Doesn't it look like someone used a ruler to make the lines?

While there are still many sites to see along the ‘Trail of the Ancients’, we have put a pretty good dent in them on this trip - and enjoyed every minute. The family now awaits - so, we are off in the direction of Lemoore early tomorrow. Pictures of our granddaughter and more golf outings will be forthcoming.

Please stay tuned - E & G

Wednesday, October 12, 2011

!!!Balloon Fiesta!!!

Have you missed us?? Did you think we fell off a mesa??
NO - It has just taken this long to sort through the 1,000+ pictures Gary took at the BALLOON FIESTA;-) Needless to say we had a blast! Of course, it really helps to know someone flying balloons - especially the wonderful ‘Special Shapes’.
Although the weather did not entirely cooperate with the Fiesta - it did let our friends, Mark & Dianne, inflate their Special Shapes - Gizzmo, Hopper T Frog and Pumpkinhead - so we could see them (along with thousands of other spectators). We even got to help with the process - which starts VERY early in the morning!!

Mark & Dianne's crew assemble to begin the inflation of Gizzmo, Hopper T Frog & Pumpkinhead.
Getting Gizzmo ready.

Getting inflated! Pumpkinhead in back, Hopper T Frog in the middle and Gizzmo in front.

Gizzmo is ready to go.

The awesome trio - Pumpkinhead, Hopper T Frog and Gizzmo.

Dianne & Mark enjoying the morning revelry.

The Shapes Days are really special - so, even my friend Kacy drove in from Santa Fe to visit and see them -

Our friend Kacy paid us a visit.

After two and a half days of cancelled events due to wind, pouring rain and even snow -

Fresh snow on the mountains above the launch field. Good thing Elizabeth brought her parka.

we finally got to see a ‘Mass Ascension’! What a sight to see;-) Again, the Shapes are really Special -

This is how Old Glory was presented during the Star Spangled Banner

The variety and number of balloons were amazing.

Preparing for lift off??

The weather finally cooperated to let the evening ‘Glow’ take place. This is awesome to see all the balloons inflated on the field and ‘glowing’.

The evening Glowdeo was a wonderful display, though quite a challenge to photograph.

The Sunday morning ‘Farewell Mass Ascension’ is unbelievable! Hundreds of balloons inflating on the field getting ready to fly and hundreds in the air - and thousands of people to watch. You have to be here - but, Gary did a pretty good job of capturing the sights -

Elizabeth chatting up one of the launch officials.
Kinda looks like W.C Fields doesn't he?

Couldn't get enough of the mass ascension.

Any doubt which ones are the Race for the Cure entries?

No joke.

As you wish.

When we got back to Magic, balloons were landing all around us.

I guess, in a pinch, a pilot must take whatever landing spot presents itself.

From a balloon to the launch field, this Navy Seal is presenting the Colors.

After all this excitement and long days (up at 4 to take in the morning events and not back until after 9 with the ‘Glow’ and fireworks!!), we were ready for some relaxation time with friends Kathryn & Robert in Santa Fe. They were kind enough to show us some unexpected, non-tourist sights, including the Millicent Rogers Museum in Taos.

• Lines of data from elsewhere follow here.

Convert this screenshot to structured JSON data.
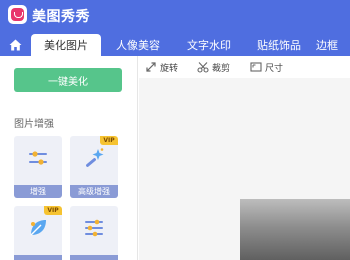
{
  "app": {
    "title": "美图秀秀"
  },
  "tabs": [
    {
      "label": "美化图片",
      "active": true
    },
    {
      "label": "人像美容",
      "active": false
    },
    {
      "label": "文字水印",
      "active": false
    },
    {
      "label": "贴纸饰品",
      "active": false
    },
    {
      "label": "边框",
      "active": false
    }
  ],
  "left_panel": {
    "beautify_button": "一键美化",
    "section_title": "图片增强",
    "tools": [
      {
        "label": "增强",
        "vip": false,
        "icon": "sliders-icon"
      },
      {
        "label": "高级增强",
        "vip": true,
        "vip_label": "VIP",
        "icon": "magic-wand-icon"
      },
      {
        "label": "",
        "vip": true,
        "vip_label": "VIP",
        "icon": "leaf-icon"
      },
      {
        "label": "",
        "vip": false,
        "icon": "adjust-bars-icon"
      }
    ]
  },
  "toolbar": {
    "rotate": "旋转",
    "crop": "裁剪",
    "size": "尺寸"
  },
  "colors": {
    "brand_blue": "#4f6ee0",
    "green_button": "#56c58b",
    "vip_gold": "#f6c331",
    "tool_label_bg": "#8a9bd6"
  }
}
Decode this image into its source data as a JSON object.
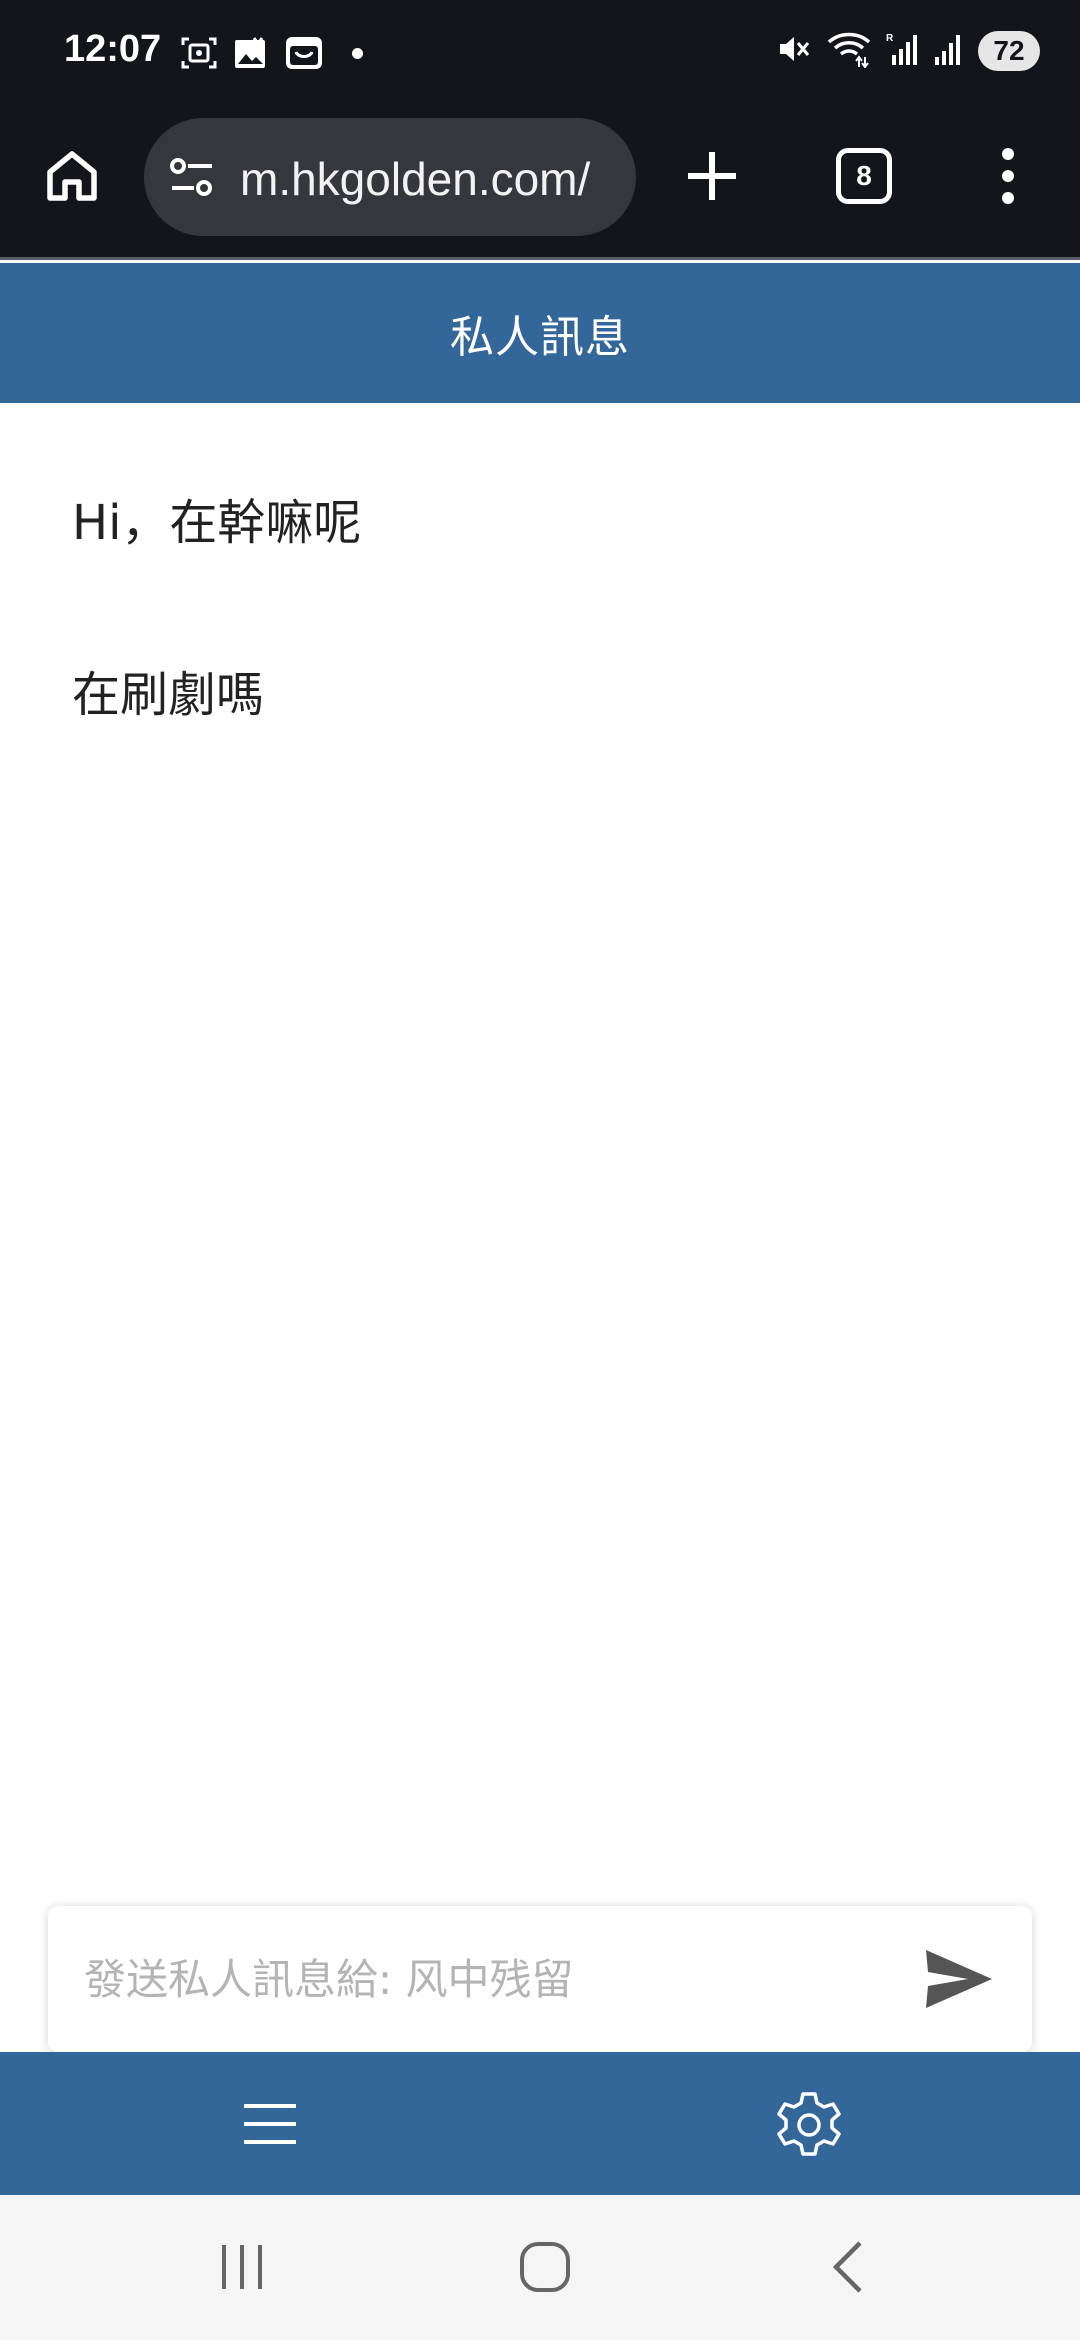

If you are ever in Santa Fe - this is a must see as it is most unusual.
Millicent Rogers (1902-1953) grew up in New York within privilege and wealth and she was often referred to in the press as the “Standard Oil Heiress,” since it was her grandfather, H.H. Rogers who was the co-founder with John D. Rockefeller of the Standard Oil Trust. Rogers came to Taos in 1947 with a heart broken by Clark Gable, and physically weakened by rheumatic fever as a child. She moved here, completely taken by the landscape and the Native American art in its many forms - and became an avid collector.
At the Millicent Rogers Museum, one enjoys many outstanding historical collections of Native American art and jewelry, contemporary paintings, weavings, and pottery, including the Maria Martinez family collection. Also showcased at MRM are hispanic textiles, metalwork and sculpture, as well as a wide range of contemporary Anglo-European Southwestern Art. Don’t miss it!
Oh yes, there were a couple of wonderful dinners, lunches and even a round of golf squeezed in with Kathryn and Robert during the couple of days in Santa Fe.

Incognito golfers. A great day spent with Robert and Kathryn.
Deflated and back on earth - E & G